And then it does. And for how long, that depends. And it’s not unusual for that to ebb and flow.
Back to the question I was asked.
‘Are you just waiting for her to die?’
I bristled at it. And then I softened. Because if nothing else, I had no mental bandwidth to get curious about what they meant. Nor to help either person feel comfortable with how I was navigating through a brutal time.
Because most of the time, that’s what those who are expressing things like that need. Or because it’s weird for them to hold two ideas in their hands at a time—that one can be fully engaged in the heavy caregiving and anticipatory grief while realistically looking to a future where their pet will be gone and not coming back—because they seem completely incompatible. Or because they feel like acknowledging the fact that life will go on is a kind of a betrayal of the love one has for their pet.
I could also see how easy it is for others to mistake a healthy coping tool for rushing through a period of life that’s full of unpleasantness and gut wrenching changes while full of love all at once. Or stuffing it down so it doesn’t need to be felt because it’s too hard.
So, was I just waiting for Gretchen to die? No. Of course not.

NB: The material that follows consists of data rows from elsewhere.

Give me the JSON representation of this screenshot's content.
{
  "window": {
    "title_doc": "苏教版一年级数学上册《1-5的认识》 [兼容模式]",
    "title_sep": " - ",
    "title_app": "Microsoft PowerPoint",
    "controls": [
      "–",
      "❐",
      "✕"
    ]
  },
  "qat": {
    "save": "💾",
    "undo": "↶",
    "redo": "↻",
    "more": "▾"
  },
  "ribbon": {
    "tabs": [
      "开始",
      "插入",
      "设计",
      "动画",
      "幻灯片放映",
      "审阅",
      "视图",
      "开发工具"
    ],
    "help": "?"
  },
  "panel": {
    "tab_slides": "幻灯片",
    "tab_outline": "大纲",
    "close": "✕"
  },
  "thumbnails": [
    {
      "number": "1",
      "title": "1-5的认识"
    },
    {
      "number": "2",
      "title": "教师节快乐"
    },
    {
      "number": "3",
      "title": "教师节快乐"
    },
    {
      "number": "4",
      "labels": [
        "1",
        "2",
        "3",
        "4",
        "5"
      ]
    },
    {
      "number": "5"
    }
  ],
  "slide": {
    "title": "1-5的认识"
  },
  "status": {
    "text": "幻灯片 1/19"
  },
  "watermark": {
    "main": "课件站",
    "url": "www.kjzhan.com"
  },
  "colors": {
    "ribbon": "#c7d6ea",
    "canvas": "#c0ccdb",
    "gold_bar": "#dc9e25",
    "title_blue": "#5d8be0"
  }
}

I couldn’t stop her dying from happening, I could not save her despite the advances in vet medicine. Nor was her dying going to be a failure on my part or anyone else’s, or of vet medicine. But what I could do, was control how I reacted and coped with the process, and the outcome. And I knew I’d not be moving on, but moving forward. I was envisioning what life would look life after she died and planning for it. I was taking care of myself, and my mental health.
I was accepting the inevitable. And that I would never not grieve Gretchen.
So, I responded with that. And then, I guess, they understood.
That looking ahead and giving the reality of what life would be like some much-needed space to stretch its legs came naturally to me. That, along with my having good instincts about how I might respond to things along the way given my history, how I used my existing coping tools, and how to adjust and gain additional healthy strategies as needed. Planning the trips I was going to take after experiencing two deaths in what would be a short 10-month span was an integral part of that. As I later discovered in my professional training in Grief Companioning and animal hospice, that looking ahead is a tool that is used in working with guardian caregivers when we are supporting them in navigating through a tender-but-brutal time.
It’s perfectly normal and natural if your thoughts move into a direction of thinking ahead to a time when you’ll have far less to think about, to manage, with a pet who is in decline. You don’t love them any less, you’re not betraying them, and you are still the very best guardian caregiver you’re able to be because you’re taking care of yourself.
And yes, Puerto Rico was amazing.
With over 20 years of experience in pet care and the past 8 of those focused on animal hospice, Lorrie Shaw is a Certified Animal Hospice Practitioner and Certified Fear Free Professional. She is CXO of Telos Companion Animal Services, LLC and can be found at lorrieshaw.com.